WHAT YOU WILL DO |
Every line holding the string "label" is to be copied from the entries below.

--------

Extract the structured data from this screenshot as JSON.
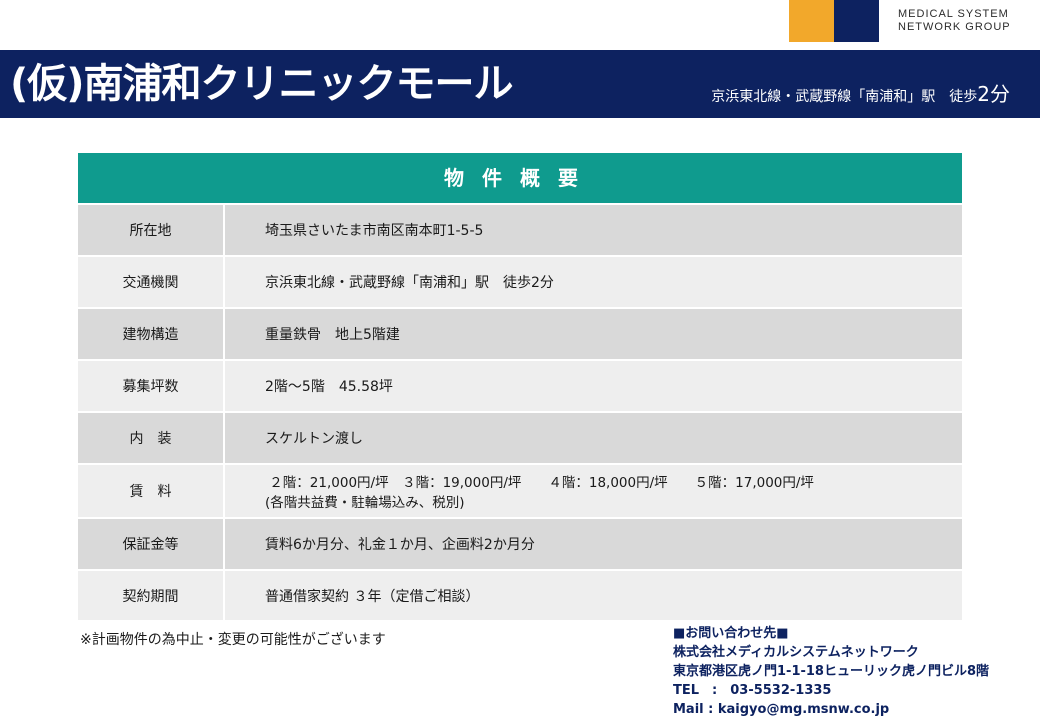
{
  "brand": {
    "line1": "MEDICAL SYSTEM",
    "line2": "NETWORK GROUP",
    "colors": {
      "orange": "#f2a82b",
      "navy": "#0d2260",
      "teal": "#0f9b8e"
    }
  },
  "header": {
    "title": "(仮)南浦和クリニックモール",
    "access_prefix": "京浜東北線・武蔵野線「南浦和」駅　徒歩",
    "access_minutes": "2分"
  },
  "table": {
    "heading": "物件概要",
    "rows": [
      {
        "label": "所在地",
        "value": "埼玉県さいたま市南区南本町1-5-5",
        "value2": ""
      },
      {
        "label": "交通機関",
        "value": "京浜東北線・武蔵野線「南浦和」駅　徒歩2分",
        "value2": ""
      },
      {
        "label": "建物構造",
        "value": "重量鉄骨　地上5階建",
        "value2": ""
      },
      {
        "label": "募集坪数",
        "value": "2階～5階　45.58坪",
        "value2": ""
      },
      {
        "label": "内　装",
        "value": "スケルトン渡し",
        "value2": ""
      },
      {
        "label": "賃　料",
        "value": " ２階：21,000円/坪　３階：19,000円/坪　　４階：18,000円/坪　　５階：17,000円/坪",
        "value2": "(各階共益費・駐輪場込み、税別)"
      },
      {
        "label": "保証金等",
        "value": "賃料6か月分、礼金１か月、企画料2か月分",
        "value2": ""
      },
      {
        "label": "契約期間",
        "value": "普通借家契約 ３年（定借ご相談）",
        "value2": ""
      }
    ]
  },
  "footer": {
    "note": "※計画物件の為中止・変更の可能性がございます",
    "contact": {
      "heading": "■お問い合わせ先■",
      "company": "株式会社メディカルシステムネットワーク",
      "address": "東京都港区虎ノ門1-1-18ヒューリック虎ノ門ビル8階",
      "tel": "TEL　:　03-5532-1335",
      "mail": "Mail : kaigyo@mg.msnw.co.jp"
    }
  }
}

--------

TASK OUTPUT |
        "label": "所在地",
        "label": "交通機関",
        "label": "建物構造",
        "label": "募集坪数",
        "label": "内　装",
        "label": "賃　料",
        "label": "保証金等",
        "label": "契約期間",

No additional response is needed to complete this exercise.